[[ Material provided, beginning ]]

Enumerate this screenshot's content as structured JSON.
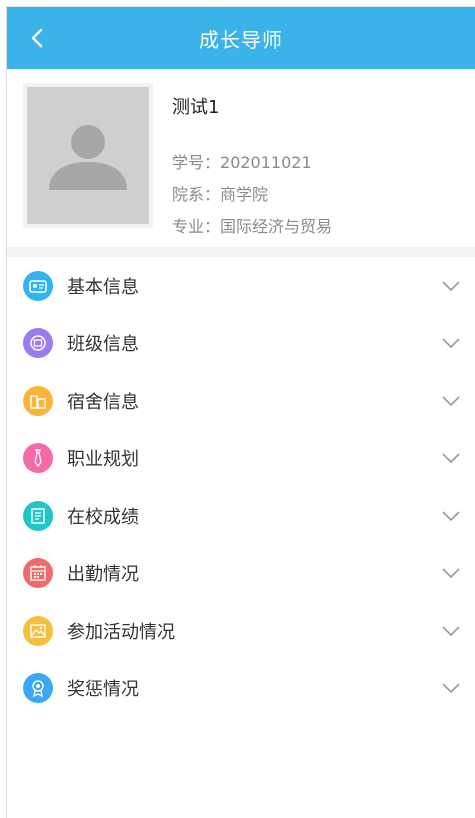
{
  "header": {
    "title": "成长导师"
  },
  "profile": {
    "name": "测试1",
    "student_id_label": "学号：",
    "student_id": "202011021",
    "department_label": "院系：",
    "department": "商学院",
    "major_label": "专业：",
    "major": "国际经济与贸易"
  },
  "menu": {
    "items": [
      {
        "label": "基本信息",
        "icon": "id-card-icon",
        "color": "#33b4f0"
      },
      {
        "label": "班级信息",
        "icon": "class-icon",
        "color": "#9b7cf0"
      },
      {
        "label": "宿舍信息",
        "icon": "building-icon",
        "color": "#f7b63a"
      },
      {
        "label": "职业规划",
        "icon": "tie-icon",
        "color": "#f56aa8"
      },
      {
        "label": "在校成绩",
        "icon": "report-icon",
        "color": "#22c5c8"
      },
      {
        "label": "出勤情况",
        "icon": "calendar-icon",
        "color": "#f06a6a"
      },
      {
        "label": "参加活动情况",
        "icon": "activity-icon",
        "color": "#f5bf3d"
      },
      {
        "label": "奖惩情况",
        "icon": "medal-icon",
        "color": "#3aa8f2"
      }
    ]
  }
}
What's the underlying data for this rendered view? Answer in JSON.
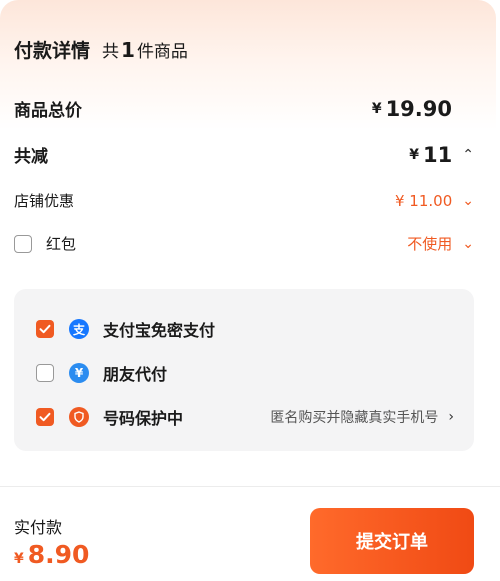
{
  "header": {
    "title": "付款详情",
    "count_prefix": "共",
    "count": "1",
    "count_suffix": "件商品"
  },
  "total_price": {
    "label": "商品总价",
    "currency": "¥",
    "value": "19.90"
  },
  "discount_total": {
    "label": "共减",
    "currency": "¥",
    "value": "11",
    "chevron": "up"
  },
  "shop_discount": {
    "label": "店铺优惠",
    "value": "¥ 11.00",
    "chevron": "down"
  },
  "red_packet": {
    "label": "红包",
    "checked": false,
    "value": "不使用",
    "chevron": "down"
  },
  "payment_options": [
    {
      "label": "支付宝免密支付",
      "checked": true,
      "icon": "alipay-icon",
      "icon_color": "#1677ff"
    },
    {
      "label": "朋友代付",
      "checked": false,
      "icon": "friend-pay-icon",
      "icon_color": "#2b8cf0"
    },
    {
      "label": "号码保护中",
      "checked": true,
      "icon": "shield-icon",
      "icon_color": "#f05a22",
      "sub": "匿名购买并隐藏真实手机号"
    }
  ],
  "footer": {
    "label": "实付款",
    "currency": "¥",
    "value": "8.90",
    "submit_label": "提交订单"
  },
  "colors": {
    "accent": "#f05a22",
    "box_bg": "#f4f4f5"
  }
}
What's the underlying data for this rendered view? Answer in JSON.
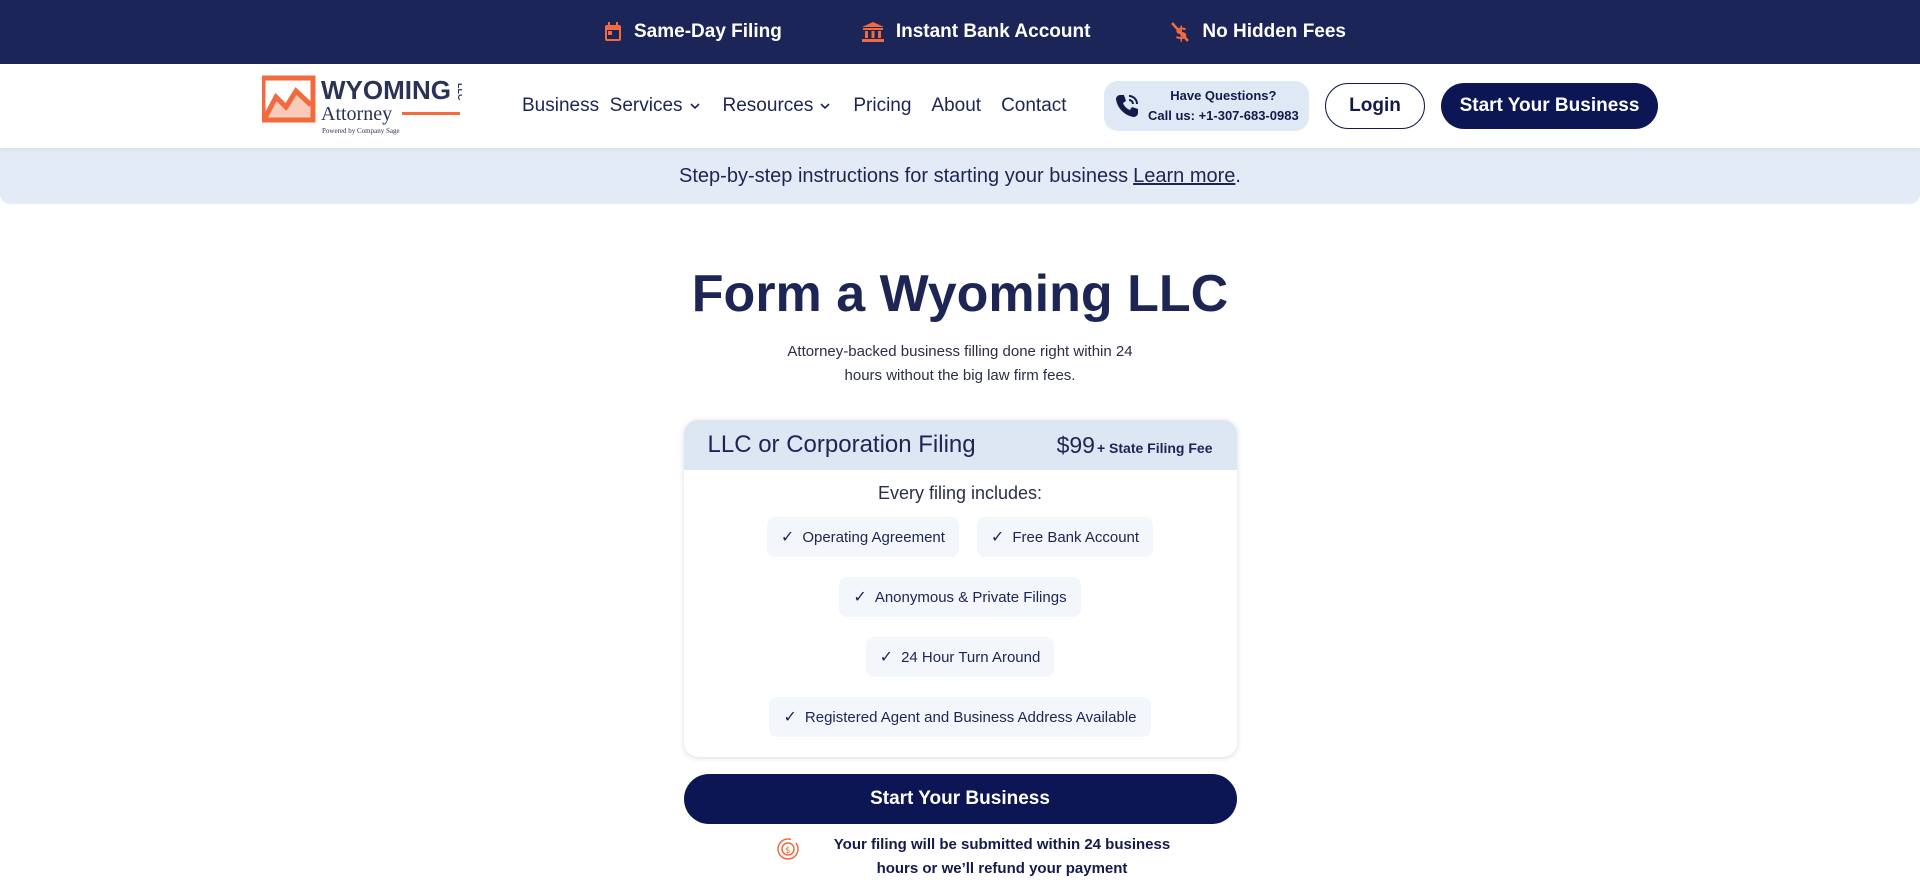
{
  "topbar": {
    "perks": [
      {
        "label": "Same-Day Filing",
        "icon": "calendar-icon"
      },
      {
        "label": "Instant Bank Account",
        "icon": "bank-icon"
      },
      {
        "label": "No Hidden Fees",
        "icon": "no-dollar-icon"
      }
    ],
    "accent_color": "#f26a3d"
  },
  "header": {
    "logo": {
      "line1": "WYOMING",
      "side": "LLC",
      "line2": "Attorney",
      "tagline": "Powered by Company Sage"
    },
    "nav": [
      {
        "label": "Business  Services",
        "has_dropdown": true
      },
      {
        "label": "Resources",
        "has_dropdown": true
      },
      {
        "label": "Pricing",
        "has_dropdown": false
      },
      {
        "label": "About",
        "has_dropdown": false
      },
      {
        "label": "Contact",
        "has_dropdown": false
      }
    ],
    "questions": {
      "line1": "Have Questions?",
      "line2": "Call us: +1-307-683-0983"
    },
    "login_label": "Login",
    "start_label": "Start Your Business"
  },
  "strip": {
    "text": "Step-by-step instructions for starting your business",
    "link": "Learn more",
    "suffix": "."
  },
  "hero": {
    "title": "Form a Wyoming LLC",
    "subtitle": "Attorney-backed business filling done right within 24 hours without the big law firm fees."
  },
  "card": {
    "plan": "LLC or Corporation Filing",
    "price": "$99",
    "price_note": "+ State Filing Fee",
    "includes_label": "Every filing includes:",
    "features": [
      "Operating Agreement",
      "Free Bank Account",
      "Anonymous & Private Filings",
      "24 Hour Turn Around",
      "Registered Agent and Business Address Available"
    ]
  },
  "cta": {
    "label": "Start Your Business"
  },
  "guarantee": {
    "text": "Your filing will be submitted within 24 business hours or we’ll refund your payment"
  },
  "colors": {
    "navy": "#1c2558",
    "button_navy": "#0c1654",
    "light_blue": "#e3ecf6",
    "orange": "#f26a3d"
  }
}
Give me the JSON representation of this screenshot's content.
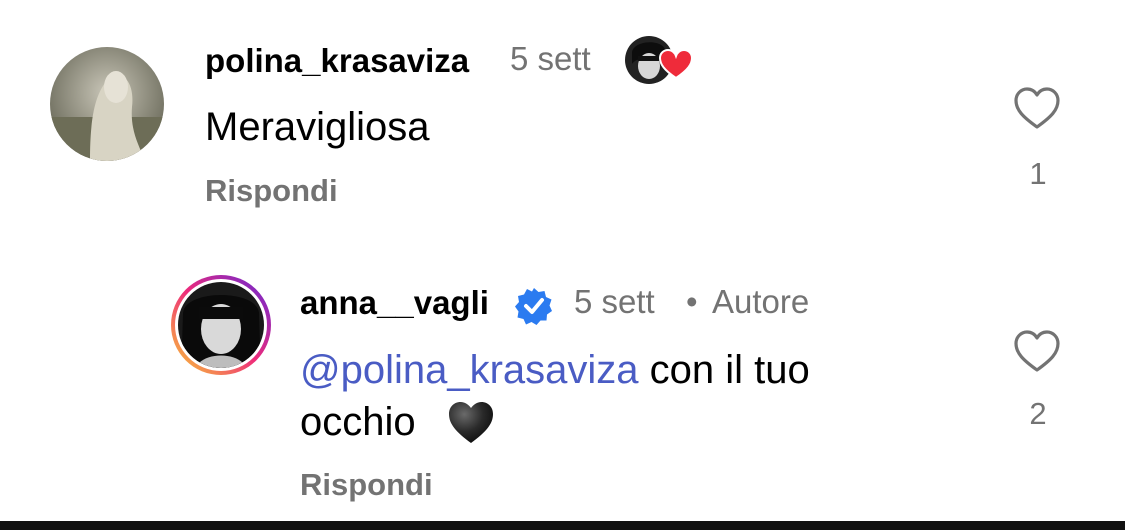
{
  "comments": [
    {
      "username": "polina_krasaviza",
      "time": "5 sett",
      "text": "Meravigliosa",
      "reply_label": "Rispondi",
      "like_count": "1",
      "liked_by_author_badge": "heart-badge-icon"
    },
    {
      "username": "anna__vagli",
      "verified_icon": "verified-badge-icon",
      "time": "5 sett",
      "separator": "•",
      "role": "Autore",
      "mention": "@polina_krasaviza",
      "text_line1": " con il tuo",
      "text_line2": "occhio",
      "emoji": "black-heart-icon",
      "reply_label": "Rispondi",
      "like_count": "2"
    }
  ],
  "colors": {
    "muted": "#737373",
    "mention": "#4a5cc4",
    "verified": "#2b7bf0",
    "heart_badge": "#ef2b3a",
    "story_ring_start": "#f9ce34",
    "story_ring_mid": "#ee2a7b",
    "story_ring_end": "#6228d7"
  }
}
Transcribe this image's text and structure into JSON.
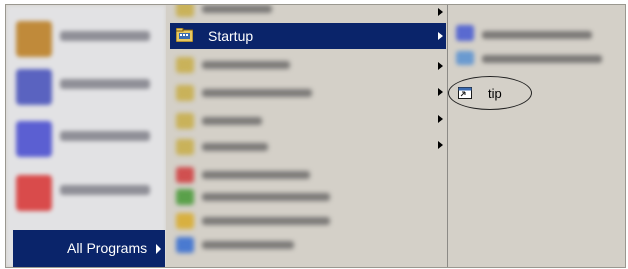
{
  "start_menu": {
    "all_programs_label": "All Programs"
  },
  "programs_menu": {
    "startup_label": "Startup"
  },
  "startup_menu": {
    "items": [
      {
        "label": "tip",
        "icon": "shortcut-icon"
      }
    ]
  },
  "colors": {
    "highlight": "#0a246a",
    "menu_bg": "#d4d0c8",
    "highlight_text": "#ffffff"
  }
}
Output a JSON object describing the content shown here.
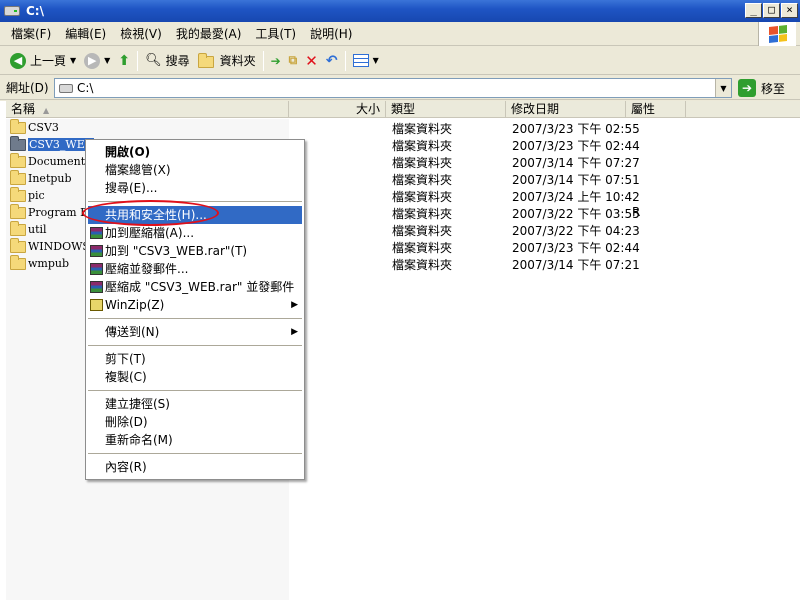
{
  "window": {
    "title": "C:\\",
    "minimize": "_",
    "maximize": "□",
    "close": "×"
  },
  "menubar": [
    "檔案(F)",
    "編輯(E)",
    "檢視(V)",
    "我的最愛(A)",
    "工具(T)",
    "說明(H)"
  ],
  "toolbar": {
    "back_label": "上一頁",
    "search_label": "搜尋",
    "folders_label": "資料夾"
  },
  "address": {
    "label": "網址(D)",
    "value": "C:\\",
    "go_label": "移至"
  },
  "columns": {
    "name": "名稱",
    "size": "大小",
    "type": "類型",
    "modified": "修改日期",
    "attributes": "屬性"
  },
  "rows": [
    {
      "name": "CSV3",
      "type": "檔案資料夾",
      "date": "2007/3/23 下午 02:55",
      "attr": ""
    },
    {
      "name": "CSV3_WEB",
      "type": "檔案資料夾",
      "date": "2007/3/23 下午 02:44",
      "attr": ""
    },
    {
      "name": "Documents and Settings",
      "type": "檔案資料夾",
      "date": "2007/3/14 下午 07:27",
      "attr": ""
    },
    {
      "name": "Inetpub",
      "type": "檔案資料夾",
      "date": "2007/3/14 下午 07:51",
      "attr": ""
    },
    {
      "name": "pic",
      "type": "檔案資料夾",
      "date": "2007/3/24 上午 10:42",
      "attr": ""
    },
    {
      "name": "Program Files",
      "type": "檔案資料夾",
      "date": "2007/3/22 下午 03:55",
      "attr": "R"
    },
    {
      "name": "util",
      "type": "檔案資料夾",
      "date": "2007/3/22 下午 04:23",
      "attr": ""
    },
    {
      "name": "WINDOWS",
      "type": "檔案資料夾",
      "date": "2007/3/23 下午 02:44",
      "attr": ""
    },
    {
      "name": "wmpub",
      "type": "檔案資料夾",
      "date": "2007/3/14 下午 07:21",
      "attr": ""
    }
  ],
  "context_menu": {
    "open": "開啟(O)",
    "explore": "檔案總管(X)",
    "search": "搜尋(E)...",
    "sharing": "共用和安全性(H)...",
    "add_archive": "加到壓縮檔(A)...",
    "add_rar": "加到 \"CSV3_WEB.rar\"(T)",
    "compress_email": "壓縮並發郵件...",
    "compress_rar_email": "壓縮成 \"CSV3_WEB.rar\" 並發郵件",
    "winzip": "WinZip(Z)",
    "send_to": "傳送到(N)",
    "cut": "剪下(T)",
    "copy": "複製(C)",
    "create_shortcut": "建立捷徑(S)",
    "delete": "刪除(D)",
    "rename": "重新命名(M)",
    "properties": "內容(R)"
  },
  "colors": {
    "titlebar": "#1f55c4",
    "selection": "#316ac5",
    "annotation": "#e0101a"
  }
}
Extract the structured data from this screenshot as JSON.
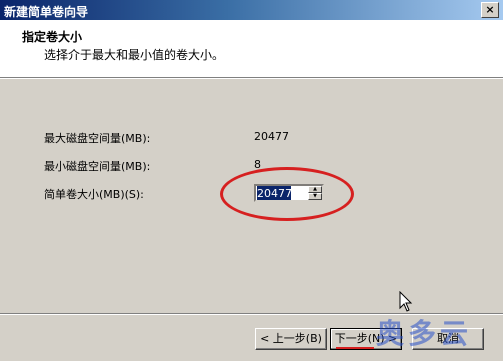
{
  "window": {
    "title": "新建简单卷向导",
    "close_label": "×"
  },
  "header": {
    "title": "指定卷大小",
    "subtitle": "选择介于最大和最小值的卷大小。"
  },
  "fields": {
    "max_label": "最大磁盘空间量(MB):",
    "max_value": "20477",
    "min_label": "最小磁盘空间量(MB):",
    "min_value": "8",
    "size_label": "简单卷大小(MB)(S):",
    "size_value": "20477"
  },
  "buttons": {
    "back": "< 上一步(B)",
    "next": "下一步(N) >",
    "cancel": "取消"
  },
  "watermark": "奥多云",
  "colors": {
    "annotation": "#d62020",
    "selection": "#0a246a",
    "title_gradient_start": "#0a246a"
  }
}
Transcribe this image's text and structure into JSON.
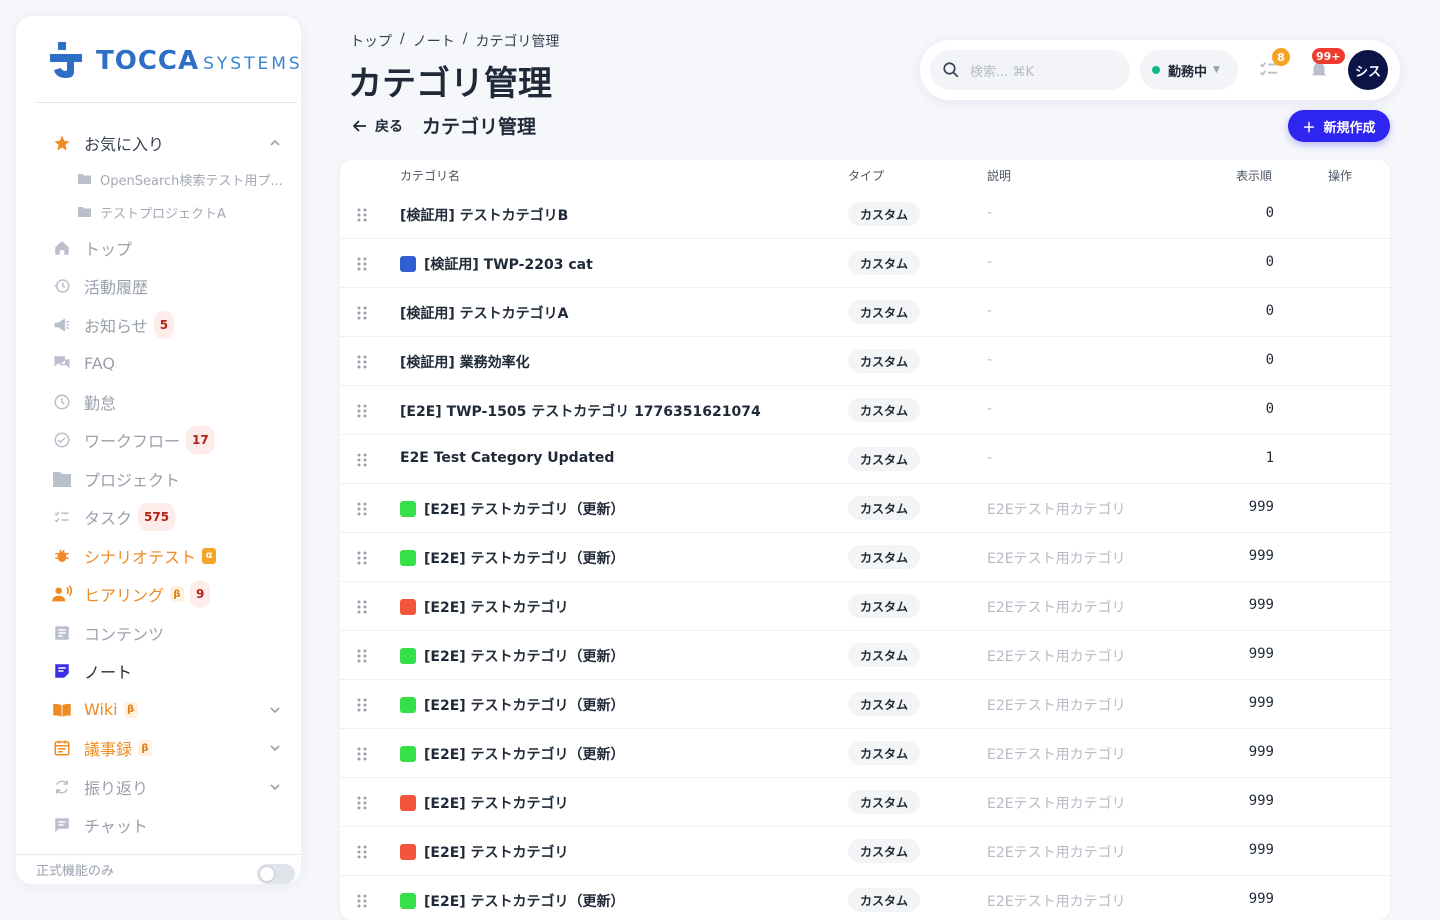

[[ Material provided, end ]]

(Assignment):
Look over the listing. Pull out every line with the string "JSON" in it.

(Answer to this problem):
Enumerate this screenshot's content as structured JSON.
What's the underlying data for this rendered view? Answer in JSON.
What's the underlying data for this rendered view? Answer in JSON.
Give me the JSON representation of this screenshot's content.
Transcribe this image's text and structure into JSON.
Output a JSON object describing the content shown here.
Extract the structured data from this screenshot as JSON.
Transcribe this image's text and structure into JSON.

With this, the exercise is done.